Hmmm... clay is a funny thing to work with. It is a perfectly natural type of soil which tends to cling tightly to nutrients so rarely needs fertilizer, and only cracks when it gets very dry. When disturbed, as in digging for foundation for your wall, it fluffs up and takes up more space than it does when settled. Landscaping in clay therefore is an art, and as part of the deal you can expect settling after the initial work is complete. So one way to do this is to excavate for the wall, set the surplus soil aside, complete the wall and provide some gentle irrigation to cause the work to settle. Inevitably this leaves low points so you pull as required from the surplus pile to bring grade back to an acceptable level.
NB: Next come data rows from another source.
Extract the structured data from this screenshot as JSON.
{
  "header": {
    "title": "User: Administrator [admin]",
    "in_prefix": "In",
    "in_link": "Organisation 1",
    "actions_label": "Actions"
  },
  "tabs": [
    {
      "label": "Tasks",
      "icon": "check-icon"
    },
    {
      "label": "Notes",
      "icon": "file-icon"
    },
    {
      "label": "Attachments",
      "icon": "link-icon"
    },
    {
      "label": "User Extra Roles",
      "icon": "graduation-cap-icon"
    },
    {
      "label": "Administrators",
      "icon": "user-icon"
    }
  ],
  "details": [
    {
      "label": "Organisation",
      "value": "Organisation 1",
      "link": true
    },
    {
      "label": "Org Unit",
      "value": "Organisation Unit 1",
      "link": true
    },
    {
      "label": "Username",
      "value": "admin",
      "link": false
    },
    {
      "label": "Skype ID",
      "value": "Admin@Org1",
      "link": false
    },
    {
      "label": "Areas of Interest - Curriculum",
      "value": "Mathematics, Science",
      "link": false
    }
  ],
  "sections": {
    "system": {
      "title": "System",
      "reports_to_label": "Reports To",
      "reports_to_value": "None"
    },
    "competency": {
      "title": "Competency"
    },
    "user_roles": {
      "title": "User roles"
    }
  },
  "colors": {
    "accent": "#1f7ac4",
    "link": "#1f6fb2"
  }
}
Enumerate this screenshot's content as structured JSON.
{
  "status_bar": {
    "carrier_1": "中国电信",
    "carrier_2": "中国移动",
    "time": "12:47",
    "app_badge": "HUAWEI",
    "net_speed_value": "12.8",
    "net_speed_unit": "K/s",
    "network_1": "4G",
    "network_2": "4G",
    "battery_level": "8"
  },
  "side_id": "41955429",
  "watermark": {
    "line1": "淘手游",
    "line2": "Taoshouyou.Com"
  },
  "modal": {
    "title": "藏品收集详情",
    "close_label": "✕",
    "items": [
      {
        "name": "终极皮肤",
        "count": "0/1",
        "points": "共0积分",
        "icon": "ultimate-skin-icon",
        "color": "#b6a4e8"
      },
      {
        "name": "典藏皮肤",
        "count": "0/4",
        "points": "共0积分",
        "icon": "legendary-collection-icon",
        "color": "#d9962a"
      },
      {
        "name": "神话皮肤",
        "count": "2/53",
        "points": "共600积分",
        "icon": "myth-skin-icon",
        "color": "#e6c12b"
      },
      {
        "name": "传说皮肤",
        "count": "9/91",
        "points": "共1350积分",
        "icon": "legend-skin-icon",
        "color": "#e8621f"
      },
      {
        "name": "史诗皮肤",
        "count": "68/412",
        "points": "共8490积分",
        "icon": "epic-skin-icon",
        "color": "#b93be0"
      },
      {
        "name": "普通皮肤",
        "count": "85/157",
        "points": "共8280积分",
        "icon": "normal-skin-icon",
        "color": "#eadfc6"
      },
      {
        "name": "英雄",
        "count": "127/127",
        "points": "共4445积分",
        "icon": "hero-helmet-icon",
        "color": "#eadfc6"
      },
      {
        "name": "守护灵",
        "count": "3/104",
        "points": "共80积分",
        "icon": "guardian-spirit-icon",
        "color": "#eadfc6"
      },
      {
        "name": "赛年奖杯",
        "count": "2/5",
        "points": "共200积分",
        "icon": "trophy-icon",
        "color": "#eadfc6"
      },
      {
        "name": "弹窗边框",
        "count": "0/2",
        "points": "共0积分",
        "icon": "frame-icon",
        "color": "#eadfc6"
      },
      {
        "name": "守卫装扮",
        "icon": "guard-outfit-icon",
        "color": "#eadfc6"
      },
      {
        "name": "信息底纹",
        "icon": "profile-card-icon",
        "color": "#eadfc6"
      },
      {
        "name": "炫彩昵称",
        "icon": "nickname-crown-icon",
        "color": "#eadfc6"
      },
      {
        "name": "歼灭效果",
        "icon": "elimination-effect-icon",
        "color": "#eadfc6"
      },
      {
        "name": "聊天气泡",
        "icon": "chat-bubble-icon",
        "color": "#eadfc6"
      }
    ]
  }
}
Then the question is what to do with the remainder. You don't want to leave it in a pile since it can harden up and then you are stuck with a pile of soil that will be tough to work with. One solution is for the landscaper to take the soil away and use it as fill somewhere else (it is perfectly good clean soil after all) or to use it on site in a manner that best benefits the yard; normally this would be done by arrangement with the owner. Spreading it on existing grass might just be a good idea as long as it is not too thick; the reaction of the turf will really depend on what type of grass it is - can you identify your mix of grasses? Is your "two inches" a hyperbolic reaction to the immediate situation or a true measure after settling?
I see that some was spread around the tree - is the landscaper trying to help you cover exposed roots?
As you can see there are a number of factors to take into account. It could well be that if the landscaper is reputable the crew probably acted with your best interests in mind.
I assume you've already paid for the work, which is unfortunate, because you can't now force him to come back to put things right by withholding some or all of his payment. From the image, it looks as if there might be some left over building materials or general spoil mixed in with the soil too.
What I'm concerned about is which layer of clay soil he's dumped over the garden. If it's subsoil (from beneath the top spit or spade's depth of soil) that will be virtually inert, with no nutritional value to plants; you really don't want that on the surface. Given he's replaced a retaining wall, it's possible it is subsoil, but it seems likely he won't give you a sensible answer if you ask him the question. Does it look exactly like the topsoil in the rest of the garden, or is it a different colour and perhaps texture? If it is different, or you can't tell, I'd be inclined to go out with a rake and rake as much of it off as possible. Quite what you do with it once you've got it all into a pile I'm not sure, but disposing of it completely might be best.
If you think it is topsoil, a layer half an inch deep over the grass should be okay, but more than that isn't a good idea, so reduce the thickness of the layer of soil and water it. If you have planted areas, you could spread any excess soil thinly over those. It also looks as if he's piled soil up round the base of the tree trunk - you will need to pull that away so it's not in contact with the tree to remove the risk of disease in the tree later on.
Lastly, if he belongs to any online professional register, leave him a bad review...